Leaving the audiences spellbound, Dilip took a leap forward and came up with ‘Naya Daur’, ‘Madhumati’ and ‘Paigham. Then came ‘Gunga Jumna’ and all earlier identities and images were forgotten as though the vibrant, virile Gunga, brought about a new apogee in screen acting and an ideal of perfection and excellence.
The man who directed his own growth and engineered his own excellence and perfection could hardly rest and wait. Having developed the most complex acting techniques and mastered the art of the spectroscopy of emotions, Dilip Kumar abruptly broke himself away from the immaturity that surrounded him in the form of his roles and took up the challenge of portraying the duality of human mind, the black and the white within the same being. From ‘Dil Diya Dard Liya’ to ‘Daastan’, he created a series of vivid, cubistic portraits of human mind. From an emotional experience, his acting now became an intellectual exercise and an aesthetic delight.
Producers continued to offer him fancy prices, but he would not barter away his excellence. He was an actor ‘felt’ by his audiences. He gave torment a face, grief a voice and emotion a colour. He raised acting to the level of fine art. He became the ideal and the inspiration of every undergraduate in acting. Directors queued up to work with him.
The advertisement announcing the commencement of ‘Sunghursh’ read: H S Rawail fulfils the ambition of his lifetime by casting Dilip Kumar. R K Nayyar, protesting against Dilip’s refusal to work for him, cried to him: “Why do you stand between me and immortality?” By making one film with Dilip Kumar (Azaad), S. M. S. Naidu created history at the box office. One Dilip starrer (Ram aur Shyam) gave B. Nagi Reddy the biggest boost of his life.
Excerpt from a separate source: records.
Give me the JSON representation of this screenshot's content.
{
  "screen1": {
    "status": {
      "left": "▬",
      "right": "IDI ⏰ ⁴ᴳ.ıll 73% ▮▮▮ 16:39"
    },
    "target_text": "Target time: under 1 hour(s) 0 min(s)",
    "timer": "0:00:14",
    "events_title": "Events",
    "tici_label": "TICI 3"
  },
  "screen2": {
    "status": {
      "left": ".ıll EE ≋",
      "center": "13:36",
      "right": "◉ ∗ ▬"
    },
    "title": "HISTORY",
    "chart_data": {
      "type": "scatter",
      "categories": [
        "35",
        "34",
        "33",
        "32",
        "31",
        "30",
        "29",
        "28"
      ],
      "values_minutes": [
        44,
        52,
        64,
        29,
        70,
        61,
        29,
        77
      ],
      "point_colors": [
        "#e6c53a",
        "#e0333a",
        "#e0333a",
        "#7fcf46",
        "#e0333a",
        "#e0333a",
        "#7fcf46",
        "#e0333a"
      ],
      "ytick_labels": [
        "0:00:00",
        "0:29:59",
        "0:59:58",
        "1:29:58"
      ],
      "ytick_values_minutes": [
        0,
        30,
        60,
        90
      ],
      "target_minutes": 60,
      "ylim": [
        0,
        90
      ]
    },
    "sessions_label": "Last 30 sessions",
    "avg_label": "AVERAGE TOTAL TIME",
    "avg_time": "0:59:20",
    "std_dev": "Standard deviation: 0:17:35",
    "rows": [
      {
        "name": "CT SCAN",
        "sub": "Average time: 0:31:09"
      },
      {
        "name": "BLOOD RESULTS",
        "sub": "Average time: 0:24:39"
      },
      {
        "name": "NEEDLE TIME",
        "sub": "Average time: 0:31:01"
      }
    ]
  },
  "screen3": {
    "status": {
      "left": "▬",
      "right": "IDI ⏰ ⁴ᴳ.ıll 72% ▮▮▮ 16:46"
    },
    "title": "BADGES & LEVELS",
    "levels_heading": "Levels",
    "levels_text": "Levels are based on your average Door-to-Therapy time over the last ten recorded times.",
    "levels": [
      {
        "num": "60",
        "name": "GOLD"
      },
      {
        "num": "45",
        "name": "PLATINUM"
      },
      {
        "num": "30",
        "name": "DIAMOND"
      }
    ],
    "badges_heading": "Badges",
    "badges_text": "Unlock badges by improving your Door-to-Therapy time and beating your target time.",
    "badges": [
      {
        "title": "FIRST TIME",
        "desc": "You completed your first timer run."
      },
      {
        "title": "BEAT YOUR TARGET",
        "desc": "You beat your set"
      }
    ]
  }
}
With one Dilip film (Naya Daur), B. R. Chopra captured new heights of success.
To work opposite Dillp Kumar remained the cherished dream of almost every Indian actress. It was Nargis who made seven films with Dilip, each one of them distinguished by their excellent performances. Although Raj – Nargis gained more popularity through off screen shenanigans, Nargis – Dilip is the finest star pair in the history of Indian cinema. While a talented, though typed artiste like Meena Kumari could never shine opposite Dilip Kumar, at least two others – Nimmi and Nalini Jaywant almost challenged Dilip Kumars supremacy in their co-starrers.
Note: Part 2 of this post shall follow shortly.